EXERCISE: If a line includes "true", copy it out of the entries.
*** Opening ENTRIES SUPPLIED ***
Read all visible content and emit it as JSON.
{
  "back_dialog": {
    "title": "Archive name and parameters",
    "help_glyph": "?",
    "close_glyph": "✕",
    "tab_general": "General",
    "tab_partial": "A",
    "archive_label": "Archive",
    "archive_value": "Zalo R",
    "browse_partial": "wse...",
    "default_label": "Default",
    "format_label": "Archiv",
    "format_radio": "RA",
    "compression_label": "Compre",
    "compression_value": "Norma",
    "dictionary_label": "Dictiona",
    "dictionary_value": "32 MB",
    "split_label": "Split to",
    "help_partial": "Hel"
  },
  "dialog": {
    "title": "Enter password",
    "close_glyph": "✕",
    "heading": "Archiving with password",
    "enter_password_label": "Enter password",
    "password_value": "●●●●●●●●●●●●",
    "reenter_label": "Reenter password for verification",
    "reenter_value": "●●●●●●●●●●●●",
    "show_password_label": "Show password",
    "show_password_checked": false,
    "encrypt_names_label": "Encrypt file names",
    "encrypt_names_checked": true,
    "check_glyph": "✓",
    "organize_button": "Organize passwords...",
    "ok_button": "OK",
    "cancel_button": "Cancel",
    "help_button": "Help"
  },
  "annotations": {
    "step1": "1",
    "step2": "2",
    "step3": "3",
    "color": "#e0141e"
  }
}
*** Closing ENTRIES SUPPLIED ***
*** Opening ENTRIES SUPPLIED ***
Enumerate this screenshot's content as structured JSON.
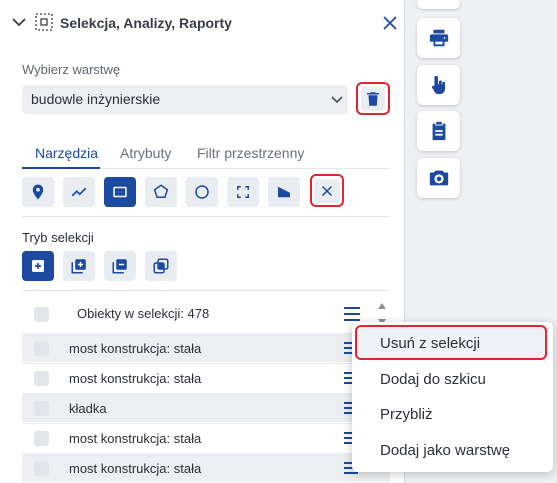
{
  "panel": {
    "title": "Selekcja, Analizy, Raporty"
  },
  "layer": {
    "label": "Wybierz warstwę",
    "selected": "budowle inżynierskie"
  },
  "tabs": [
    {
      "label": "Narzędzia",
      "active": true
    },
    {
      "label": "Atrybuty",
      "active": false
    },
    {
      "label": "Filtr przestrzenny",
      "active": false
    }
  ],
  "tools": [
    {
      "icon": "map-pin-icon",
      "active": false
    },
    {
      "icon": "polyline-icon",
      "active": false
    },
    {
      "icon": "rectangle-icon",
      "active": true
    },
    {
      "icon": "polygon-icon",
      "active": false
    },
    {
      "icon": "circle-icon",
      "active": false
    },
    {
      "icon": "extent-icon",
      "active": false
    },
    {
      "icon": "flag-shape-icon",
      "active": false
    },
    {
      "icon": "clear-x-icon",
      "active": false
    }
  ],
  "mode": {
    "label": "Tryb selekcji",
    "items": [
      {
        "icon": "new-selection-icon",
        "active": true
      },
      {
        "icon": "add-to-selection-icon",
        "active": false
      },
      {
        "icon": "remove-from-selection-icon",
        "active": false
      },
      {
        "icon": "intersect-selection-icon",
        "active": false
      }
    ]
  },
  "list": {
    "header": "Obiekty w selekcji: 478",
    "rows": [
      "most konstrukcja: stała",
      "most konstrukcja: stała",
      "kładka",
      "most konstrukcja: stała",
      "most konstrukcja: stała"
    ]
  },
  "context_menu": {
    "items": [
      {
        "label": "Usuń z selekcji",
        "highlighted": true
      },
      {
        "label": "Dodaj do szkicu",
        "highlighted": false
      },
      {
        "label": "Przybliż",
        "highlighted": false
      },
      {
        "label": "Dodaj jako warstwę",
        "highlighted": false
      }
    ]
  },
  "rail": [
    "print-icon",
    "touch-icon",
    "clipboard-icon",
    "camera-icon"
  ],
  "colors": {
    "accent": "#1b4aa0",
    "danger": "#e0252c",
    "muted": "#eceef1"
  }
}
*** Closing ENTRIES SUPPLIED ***
RESPONSE:
    "encrypt_names_checked": true,
      "active": true
      "active": true
        "active": true
        "highlighted": true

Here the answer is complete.